In spite of no new oil or gas fields being put into production last year, the emissions from oil and gas production increased by over 400,000 tonnes from 2013 to 2014.
This increase comes despite a large reduction of greenhouse gas emissions from the fields Skarv and Valhall in 2014 compared to the previous year. The reduction is due to the fact that, during start-up of the Skarv field and the new field centre at Valhall in 2013, there were extraordinary greenhouse gas emissions from safety flaring.
The increase in greenhouse gas emissions from oil and gas production is in the main due to an increased need for energy in certain fields.
Of the newer fields, the LNG plant outside Hammerfest alone has seen an increase in emissions of 160,000 tonnes, mainly due to more days of operation during 2014.
The purpose of the EU quota system is to reduce emissions of greenhouse gases.
The system has a common European ceiling on the number of tonnes of greenhouse gas companies can jointly emit.
This quota amount is reduced annually by 1.74 per cent.

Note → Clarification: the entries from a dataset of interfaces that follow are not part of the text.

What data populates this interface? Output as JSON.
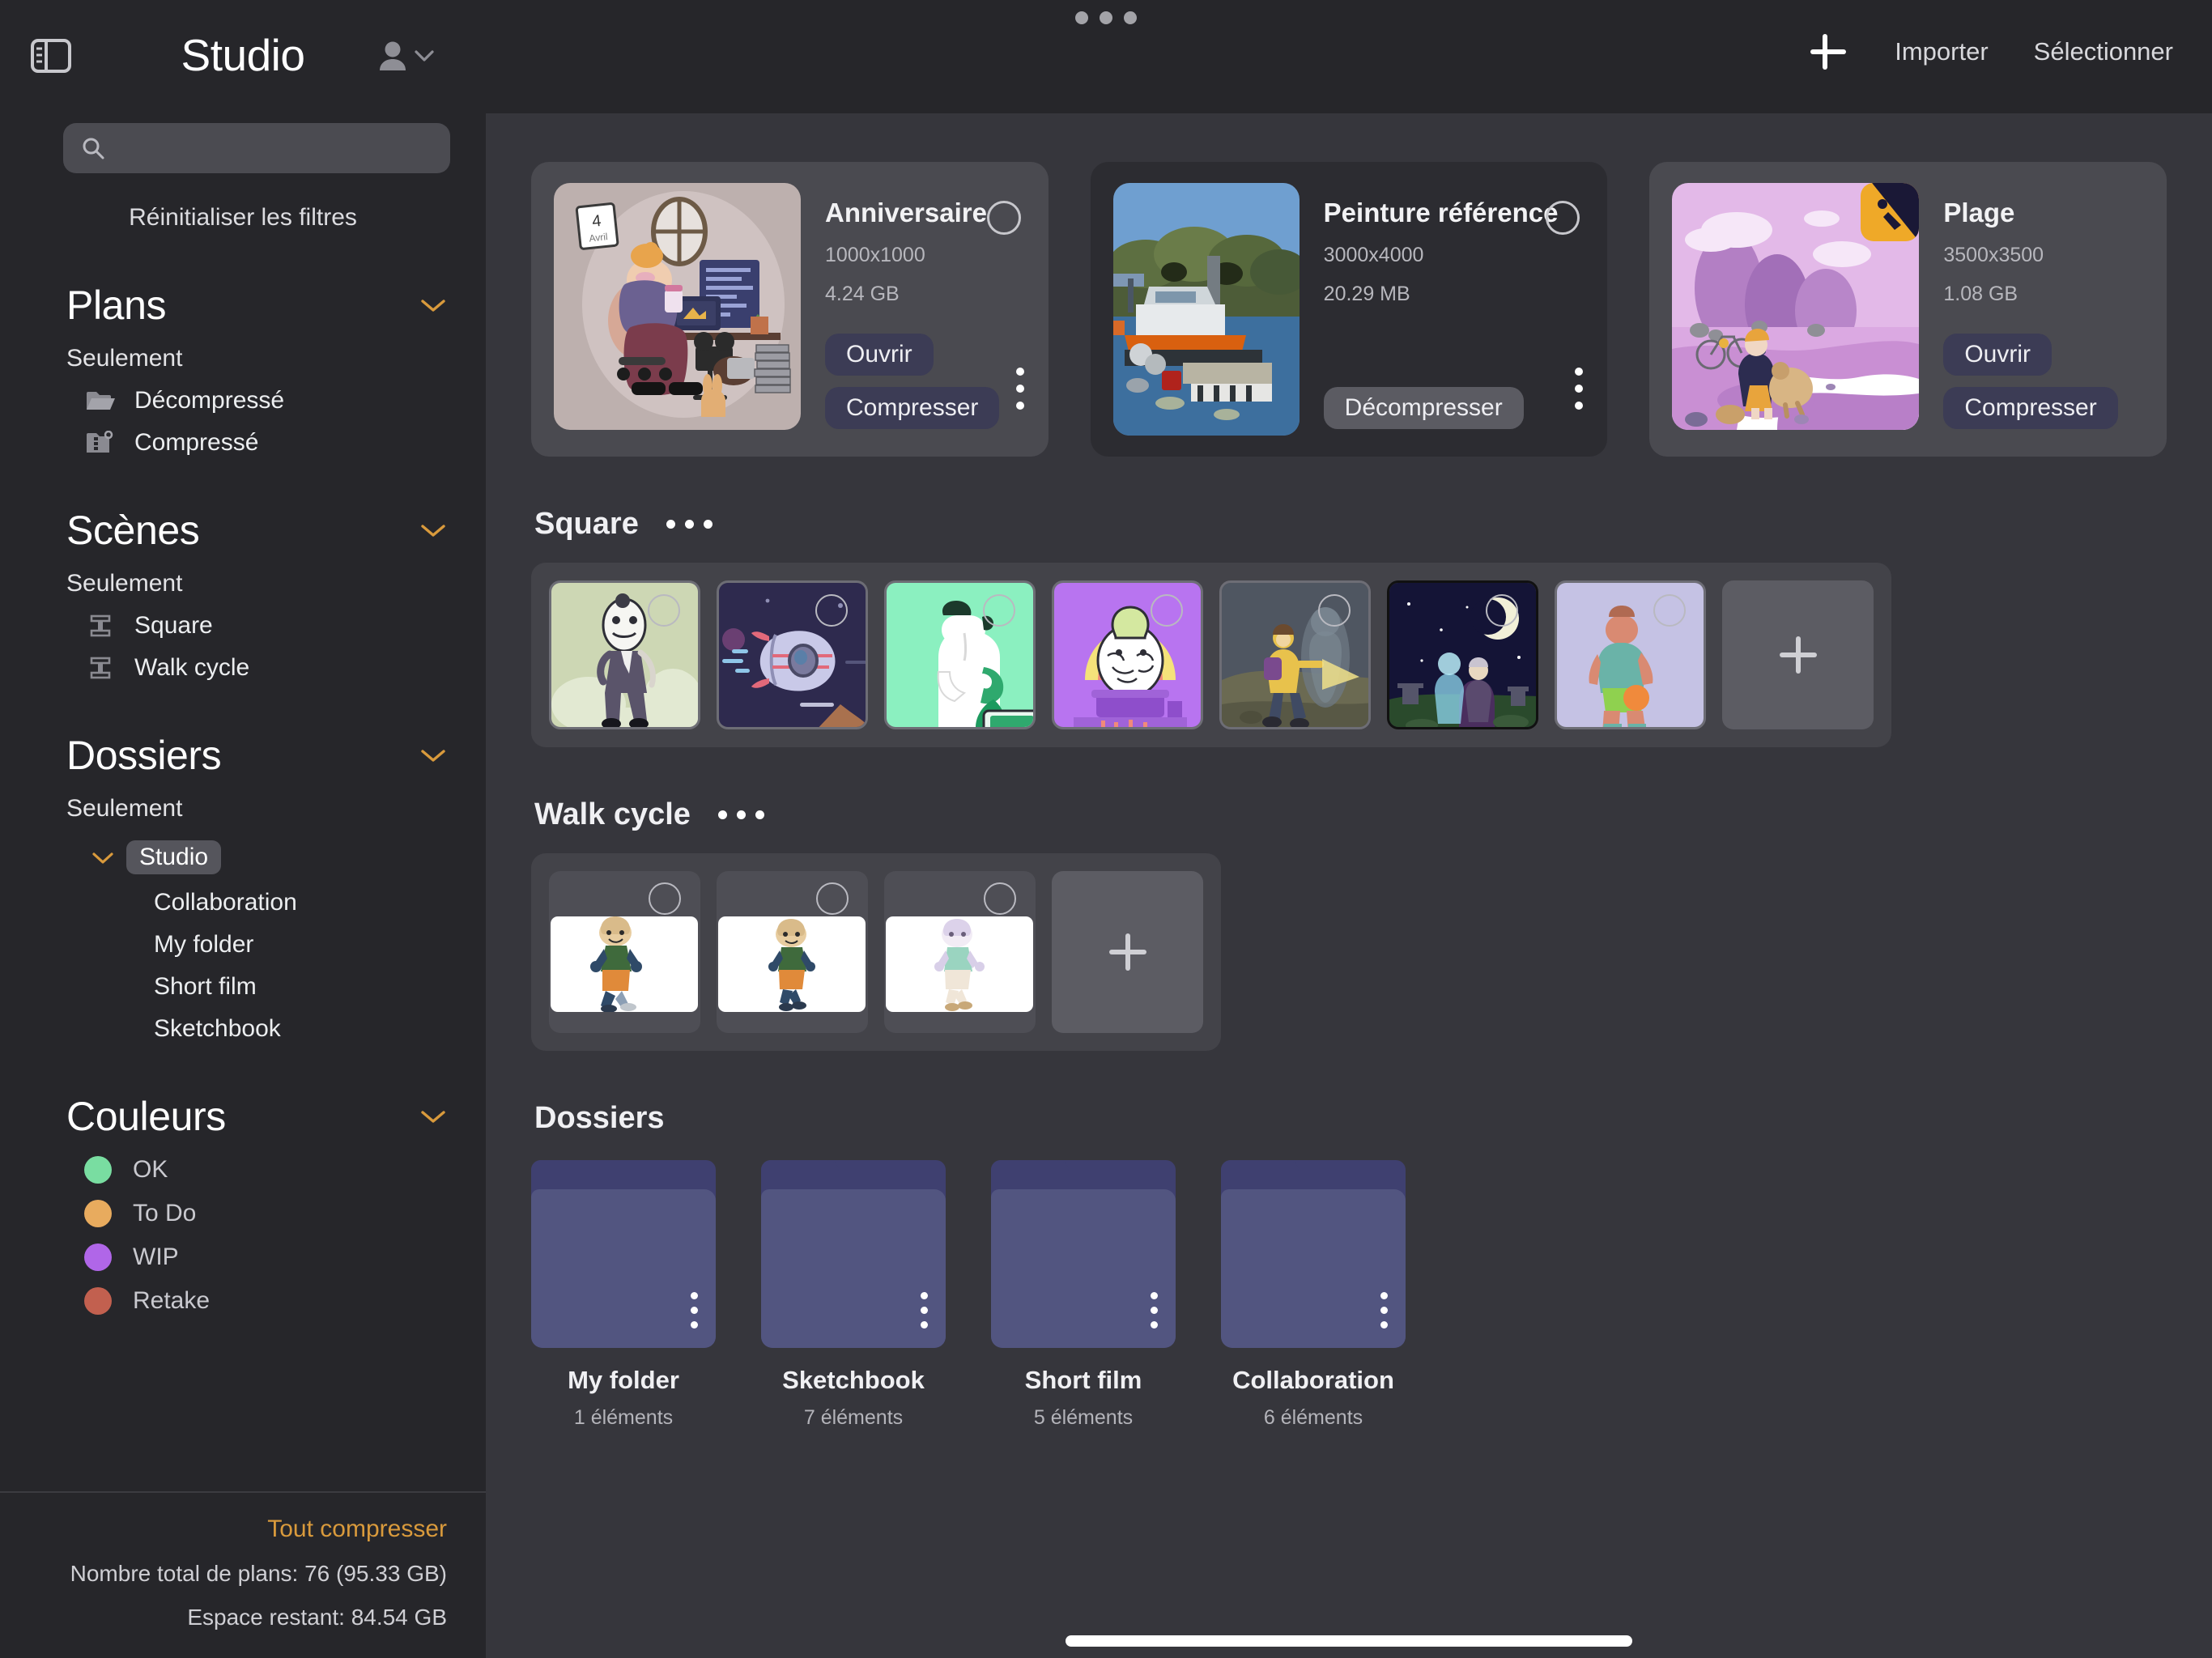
{
  "window": {
    "drag_handle": "drag-dots"
  },
  "header": {
    "title": "Studio",
    "sidebar_toggle_icon": "sidebar-toggle-icon",
    "account_icon": "person-icon",
    "account_chevron_icon": "chevron-down-icon",
    "add_icon": "plus-icon",
    "import_label": "Importer",
    "select_label": "Sélectionner"
  },
  "sidebar": {
    "search": {
      "value": "",
      "placeholder": "",
      "icon": "search-icon"
    },
    "reset_filters_label": "Réinitialiser les filtres",
    "groups": [
      {
        "title": "Plans",
        "only_label": "Seulement",
        "items": [
          {
            "label": "Décompressé",
            "icon": "open-folder-icon"
          },
          {
            "label": "Compressé",
            "icon": "zipped-folder-icon"
          }
        ]
      },
      {
        "title": "Scènes",
        "only_label": "Seulement",
        "items": [
          {
            "label": "Square",
            "icon": "film-strip-icon"
          },
          {
            "label": "Walk cycle",
            "icon": "film-strip-icon"
          }
        ]
      }
    ],
    "folders_group": {
      "title": "Dossiers",
      "only_label": "Seulement",
      "root": "Studio",
      "children": [
        "Collaboration",
        "My folder",
        "Short film",
        "Sketchbook"
      ]
    },
    "colors_group": {
      "title": "Couleurs",
      "items": [
        {
          "label": "OK",
          "color": "#79dda1"
        },
        {
          "label": "To Do",
          "color": "#e8ab5e"
        },
        {
          "label": "WIP",
          "color": "#b066e8"
        },
        {
          "label": "Retake",
          "color": "#c2604f"
        }
      ]
    },
    "footer": {
      "compress_all_label": "Tout compresser",
      "total_label": "Nombre total de plans: 76 (95.33 GB)",
      "space_label": "Espace restant: 84.54 GB"
    }
  },
  "main": {
    "cards": [
      {
        "name": "Anniversaire",
        "dimensions": "1000x1000",
        "size": "4.24 GB",
        "buttons": [
          "Ouvrir",
          "Compresser"
        ],
        "button_style": "blue",
        "card_style": "light",
        "thumb": "illustration-birthday",
        "radio": "selection-radio",
        "kebab": "more-options-icon"
      },
      {
        "name": "Peinture référence",
        "dimensions": "3000x4000",
        "size": "20.29 MB",
        "buttons": [
          "Décompresser"
        ],
        "button_style": "grey",
        "card_style": "dark",
        "thumb": "photo-boat-harbour",
        "radio": "selection-radio",
        "kebab": "more-options-icon"
      },
      {
        "name": "Plage",
        "dimensions": "3500x3500",
        "size": "1.08 GB",
        "buttons": [
          "Ouvrir",
          "Compresser"
        ],
        "button_style": "blue",
        "card_style": "light",
        "thumb": "illustration-beach",
        "badge": "app-badge-icon",
        "kebab": "more-options-icon"
      }
    ],
    "scene_sections": [
      {
        "title": "Square",
        "menu_icon": "more-options-icon",
        "add_label": "+",
        "tiles": [
          {
            "name": "square-shot-1"
          },
          {
            "name": "square-shot-2"
          },
          {
            "name": "square-shot-3"
          },
          {
            "name": "square-shot-4"
          },
          {
            "name": "square-shot-5"
          },
          {
            "name": "square-shot-6"
          },
          {
            "name": "square-shot-7"
          }
        ]
      },
      {
        "title": "Walk cycle",
        "menu_icon": "more-options-icon",
        "add_label": "+",
        "tiles": [
          {
            "name": "walk-shot-1"
          },
          {
            "name": "walk-shot-2"
          },
          {
            "name": "walk-shot-3"
          }
        ]
      }
    ],
    "folders_section": {
      "title": "Dossiers",
      "folders": [
        {
          "name": "My folder",
          "count": "1 éléments"
        },
        {
          "name": "Sketchbook",
          "count": "7 éléments"
        },
        {
          "name": "Short film",
          "count": "5 éléments"
        },
        {
          "name": "Collaboration",
          "count": "6 éléments"
        }
      ]
    }
  },
  "colors": {
    "accent": "#d99a3c",
    "sidebar_bg": "#26262a",
    "main_bg": "#36363c",
    "card_light": "#4a4a50",
    "card_dark": "#2c2c31",
    "button_blue": "#3c3c55",
    "folder": "#525580"
  }
}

The European quota ceiling for 2020 will be 21 per cent lower than the emissions in 2005.
The provisional figures for onshore industry indicate that quota regulated emissions of greenhouse gasses were reduced somewhat in total, by approximately 200,000 tonnes from 2013 to 2014. But emission trends vary between different industries.

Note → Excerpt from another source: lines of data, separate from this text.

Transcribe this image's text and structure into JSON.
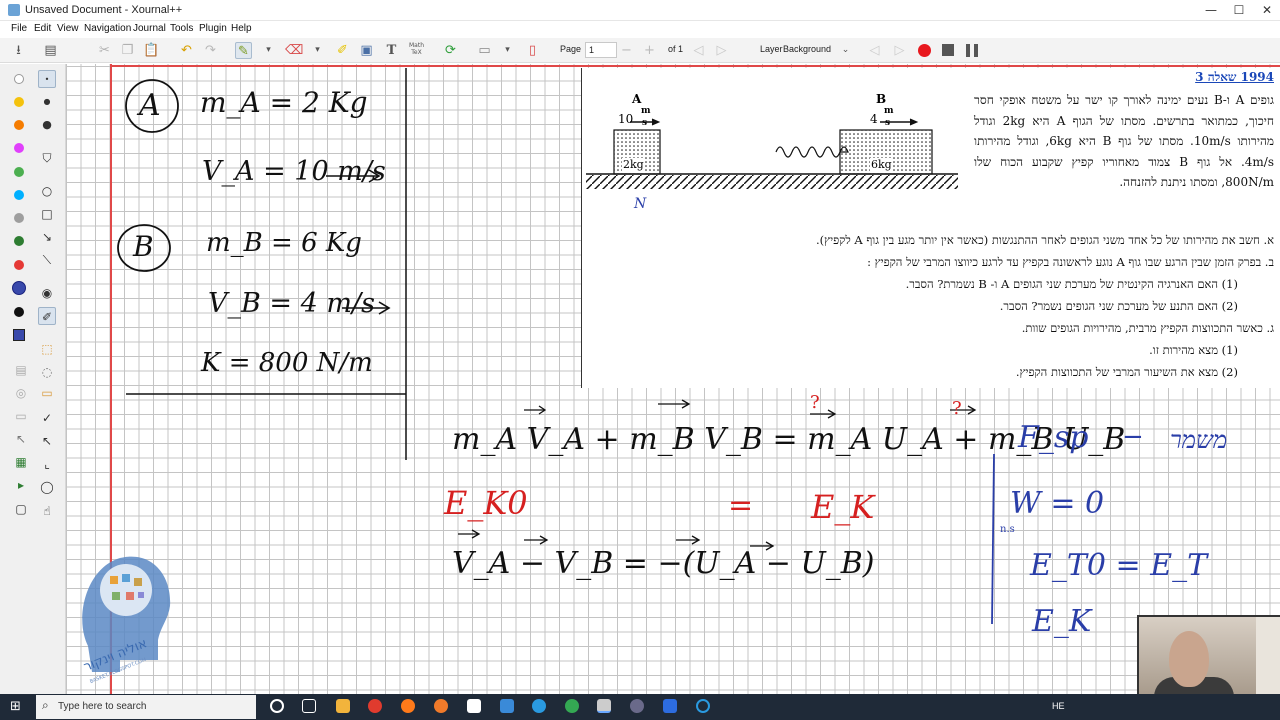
{
  "window": {
    "title": "Unsaved Document - Xournal++",
    "minimize": "—",
    "maximize": "☐",
    "close": "✕"
  },
  "menu": [
    "File",
    "Edit",
    "View",
    "Navigation",
    "Journal",
    "Tools",
    "Plugin",
    "Help"
  ],
  "toolbar": {
    "page_label": "Page",
    "page_value": "1",
    "page_total": "of 1",
    "layer_label": "Layer",
    "layer_value": "Background",
    "math_tex": "Math\nTeX",
    "text_tool": "T"
  },
  "palette_colors": [
    "#ffffff",
    "#f4c20d",
    "#f57c00",
    "#e040fb",
    "#4caf50",
    "#00b0ff",
    "#9e9e9e",
    "#2e7d32",
    "#e53935",
    "#3949ab",
    "#111111"
  ],
  "handwriting": {
    "left_panel": {
      "body_a": "A",
      "mass_a": "m_A = 2 Kg",
      "vel_a": "V_A = 10 m/s",
      "body_b": "B",
      "mass_b": "m_B = 6 Kg",
      "vel_b": "V_B = 4 m/s",
      "spring_k": "K = 800 N/m"
    },
    "momentum_eq": "m_A V_A + m_B V_B = m_A U_A + m_B U_B",
    "energy_eq_left": "E_K0",
    "energy_eq_mid": "=",
    "energy_eq_right": "E_K",
    "velocity_eq": "V_A − V_B = −(U_A − U_B)",
    "right_notes": {
      "fsp": "F_sp",
      "dash": "−",
      "conserved": "משמר",
      "work": "W = 0",
      "ws_label": "n.s",
      "energy": "E_T0 = E_T",
      "ek": "E_K"
    },
    "question_marks": "?"
  },
  "problem": {
    "title": "1994 שאלה 3",
    "intro": "גופים A ו-B נעים ימינה לאורך קו ישר על משטח אופקי חסר חיכוך, כמתואר בתרשים. מסתו של הגוף A היא 2kg וגודל מהירותו 10m/s. מסתו של גוף B היא 6kg, וגודל מהירותו 4m/s. אל גוף B צמוד מאחוריו קפיץ שקבוע הכוח שלו 800N/m, ומסתו ניתנת להזנחה.",
    "items": [
      "א.  חשב את מהירותו של כל אחד משני הגופים לאחר ההתנגשות (כאשר אין יותר מגע בין גוף A לקפיץ).",
      "ב.  בפרק הזמן שבין הרגע שבו גוף A נוגע לראשונה בקפיץ עד לרגע כיווצו המרבי של הקפיץ :",
      "(1)  האם האנרגיה הקינטית של מערכת שני הגופים A ו- B נשמרת?  הסבר.",
      "(2)  האם התנע של מערכת שני הגופים נשמר?  הסבר.",
      "ג.  כאשר התכווצות הקפיץ מרבית, מהירויות הגופים שוות.",
      "(1)  מצא מהירות זו.",
      "(2)  מצא את השיעור המרבי של התכווצות הקפיץ."
    ],
    "diagram": {
      "label_a": "A",
      "speed_a": "10",
      "label_b": "B",
      "speed_b": "4",
      "unit_top": "m",
      "unit_bottom": "s",
      "mass_a": "2kg",
      "mass_b": "6kg",
      "normal_label": "N"
    }
  },
  "logo": {
    "text": "אוליה וינקור",
    "site": "BASKET.BLOGSPOT.COM"
  },
  "taskbar": {
    "search_placeholder": "Type here to search",
    "lang": "HE"
  }
}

"Greenhouse gas emissions from onshore industry continue the downward trend we have seen since 1990," says Ellen Hambro.
All quota regulated district heating companies, apart from one, reduced their emissions of greenhouse gases last year. The reduction was due to a mild winter, while the trend towards less use of fossil fuels during peak demand continues.
In the timber processing industry, many factories have been closed in recent years. Emissions of greenhouse gasses from the timber processing industry continued the downward trend in 2014, due in the main to the closure of Sødra Cell at Tofte.

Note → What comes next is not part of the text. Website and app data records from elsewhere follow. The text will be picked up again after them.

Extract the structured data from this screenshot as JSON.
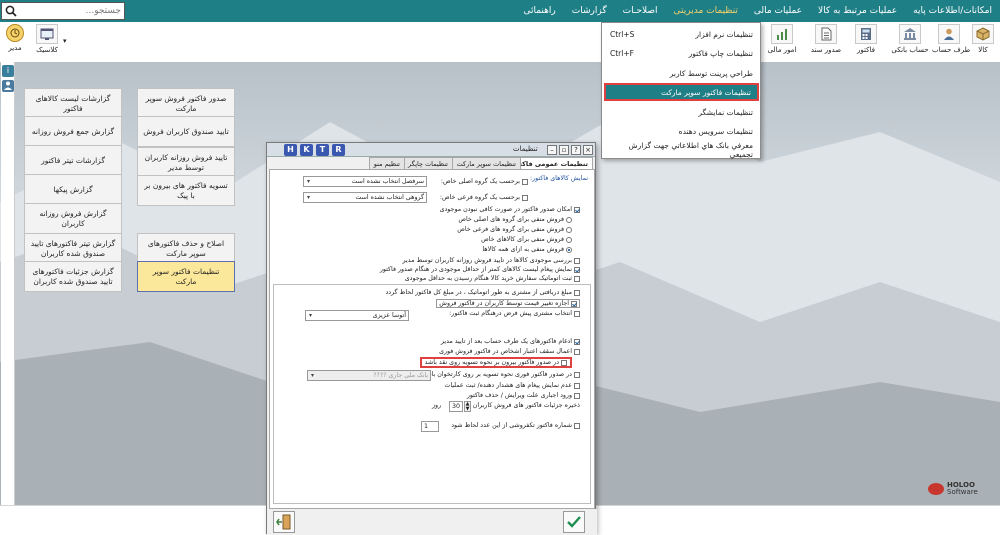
{
  "menu": {
    "items": [
      {
        "label": "امکانات/اطلاعات پایه",
        "active": false
      },
      {
        "label": "عملیات مرتبط به کالا",
        "active": false
      },
      {
        "label": "عملیات مالی",
        "active": false
      },
      {
        "label": "تنظیمات مدیریتی",
        "active": true
      },
      {
        "label": "اصلاحـات",
        "active": false
      },
      {
        "label": "گزارشات",
        "active": false
      },
      {
        "label": "راهنمائی",
        "active": false
      }
    ],
    "accent_color": "#1f7f86",
    "active_color": "#f7d26a"
  },
  "search": {
    "placeholder": "جستجو...",
    "icon": "search-icon"
  },
  "toolbar": {
    "right_items": [
      {
        "label": "کالا",
        "icon": "box-icon"
      },
      {
        "label": "طرف حساب",
        "icon": "person-icon"
      },
      {
        "label": "حساب بانکی",
        "icon": "bank-icon"
      },
      {
        "label": "فاکتور",
        "icon": "calculator-icon"
      },
      {
        "label": "صدور سند",
        "icon": "document-icon"
      },
      {
        "label": "امور مالی",
        "icon": "finance-icon"
      }
    ],
    "left_items": [
      {
        "label": "مدیر",
        "icon": "clock-icon"
      },
      {
        "label": "کلاسیک",
        "icon": "theme-icon"
      }
    ]
  },
  "sidebar": {
    "icons": [
      "info-icon",
      "user-icon"
    ]
  },
  "dropdown": {
    "items": [
      {
        "label": "تنظیمات نرم افزار",
        "shortcut": "Ctrl+S",
        "highlighted": false
      },
      {
        "label": "تنظیمات چاپ فاکتور",
        "shortcut": "Ctrl+F",
        "highlighted": false
      },
      {
        "label": "طراحي پرينت توسط کاربر",
        "shortcut": "",
        "highlighted": false
      },
      {
        "label": "تنظیمات فاکتور سوپر مارکت",
        "shortcut": "",
        "highlighted": true
      },
      {
        "label": "تنظیمات نمایشگر",
        "shortcut": "",
        "highlighted": false
      },
      {
        "label": "تنظیمات سرویس دهنده",
        "shortcut": "",
        "highlighted": false
      },
      {
        "label": "معرفي بانک هاي اطلاعاتي جهت گزارش تجميعي",
        "shortcut": "",
        "highlighted": false
      }
    ]
  },
  "tiles": {
    "col1": [
      "صدور فاکتور فروش سوپر مارکت",
      "تایید صندوق کاربران فروش",
      "تایید فروش روزانه کاربران توسط مدیر",
      "تسویه فاکتور های بیرون بر با پیک",
      "اصلاح و حذف فاکتورهای سوپر مارکت",
      "تنظیمات فاکتور سوپر مارکت"
    ],
    "col2": [
      "گزارشات لیست کالاهای فاکتور",
      "گزارش جمع فروش روزانه",
      "گزارشات تیتر فاکتور",
      "گزارش پیکها",
      "گزارش فروش روزانه کاربران",
      "گزارش تیتر فاکتورهای تایید صندوق شده کاربران",
      "گزارش جزئیات فاکتورهای تایید صندوق شده کاربران"
    ],
    "selected_color": "#fce89a"
  },
  "dialog": {
    "title": "تنظیمات",
    "hotkeys": [
      "H",
      "K",
      "T",
      "R"
    ],
    "tabs": [
      "تنظیمات عمومی فاکتور",
      "تنظیمات سوپر مارکت",
      "تنظیمات چاپگر",
      "تنظیم منو"
    ],
    "group_title": "نمایش کالاهای فاکتور:",
    "filter_main_label": "برحسب یک گروه اصلی خاص:",
    "filter_main_value": "سرفصل انتخاب نشده است",
    "filter_sub_label": "برحسب یک گروه فرعی خاص:",
    "filter_sub_value": "گروهی انتخاب نشده است",
    "allow_no_stock": "امکان صدور فاکتور در صورت کافی نبودن موجودی",
    "radio_options": [
      "فروش منفی برای گروه های اصلی خاص",
      "فروش منفی برای گروه های فرعی خاص",
      "فروش منفی برای کالاهای خاص",
      "فروش منفی به ازای همه کالاها"
    ],
    "checks_a": [
      "بررسی موجودی کالاها در تایید فروش روزانه کاربران توسط مدیر",
      "نمایش پیغام لیست کالاهای کمتر از حداقل موجودی در هنگام صدور فاکتور",
      "ثبت اتوماتیک سفارش خرید کالا هنگام رسیدن به حداقل موجودی"
    ],
    "receive_amount": "مبلغ دریافتی از مشتری به طور اتوماتیک ، در مبلغ کل فاکتور لحاظ گردد",
    "allow_price_change": "اجازه تغییر قیمت توسط کاربران در فاکتور فروش",
    "default_customer_label": "انتخاب مشتری پیش فرض درهنگام ثبت فاکتور:",
    "default_customer_value": "آتوسا عزیزی",
    "checks_b": [
      "ادغام فاکتورهای یک طرف حساب بعد از تایید مدیر",
      "اعمال سقف اعتبار اشخاص در فاکتور فروش فوری"
    ],
    "outgoing_settlement": "در صدور فاکتور بیرون بر نحوه تسویه روی نقد باشد",
    "quick_invoice_label": "در صدور فاکتور فوری نحوه تسویه بر روی کارتخوان باشد",
    "quick_invoice_value": "بانک ملی جاری ????",
    "no_warning": "عدم نمایش پیغام های هشدار دهنده/ ثبت عملیات",
    "cancel_reason": "ورود اجباری علت ویرایش / حذف فاکتور",
    "keep_details_label": "ذخیره جزئیات فاکتور های فروش کاربران تا",
    "keep_details_value": "30",
    "keep_details_unit": "روز",
    "rounding_label": "شماره فاکتور تکفروشی از این عدد لحاظ شود",
    "rounding_value": "1"
  },
  "brand": {
    "name": "HOLOO",
    "sub": "Software",
    "color": "#c8372d"
  }
}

The oil refinery at Mongstad had lower emissions last year than the previous year, which was partly due to a temporary stop in operation for maintenance.
Some sectors of industry increased their greenhouse gas emissions last year. The greatest increase has come from the ferro alloy industry. This was partly due to increased production of silicon and ferrosilicon. Silicon is used to a large extent in the production of solar cells.
Greenhouse gas emissions from ferro alloys and from aluminium production were included in the emissions trading system with effect from 2013.
Emissions also increased from the minerals industry, in the main due to expansion at RHI Normag, where magnesium oxide is produced.
The table shows the change in greenhouse gas emissions from 2013- 2014 in 1,000 tonnes of C02 equivalents. Source: Norwegian Environment Agency.
The reported quota regulated greenhouse gas emissions from aviation have increased from 2013 to 2014 in both Norway and the EU, by ten and three per cent, respectively.
All airlines flying within the EU/EEA area have been covered by the EU quota system since 2012 and must report their greenhouse gas emissions in the same way as other companies.
Six airlines report their emissions to the Norwegian Environment Agency, of which Norwegian Air Shuttle is clearly the largest, with Widerøe number two. SAS reports to the Swedish environment authorities.
Quota regulated greenhouse gas emissions from Norwegian increased by over 200,000 tonnes during the last year.
All quota regulated companies in Norway, including the airlines, have settled their emissions during 2014 by delivering quotas equivalent to their emissions to the government.
During 2014, companies were given approximately 17 million quotas free of charge. To cover the difference of 10 million between emissions and the assigned amount of free quotas for 2014, companies have either used quotas they have saved from earlier years or purchased quotas from others, including companies in Europe that have quotas to spare.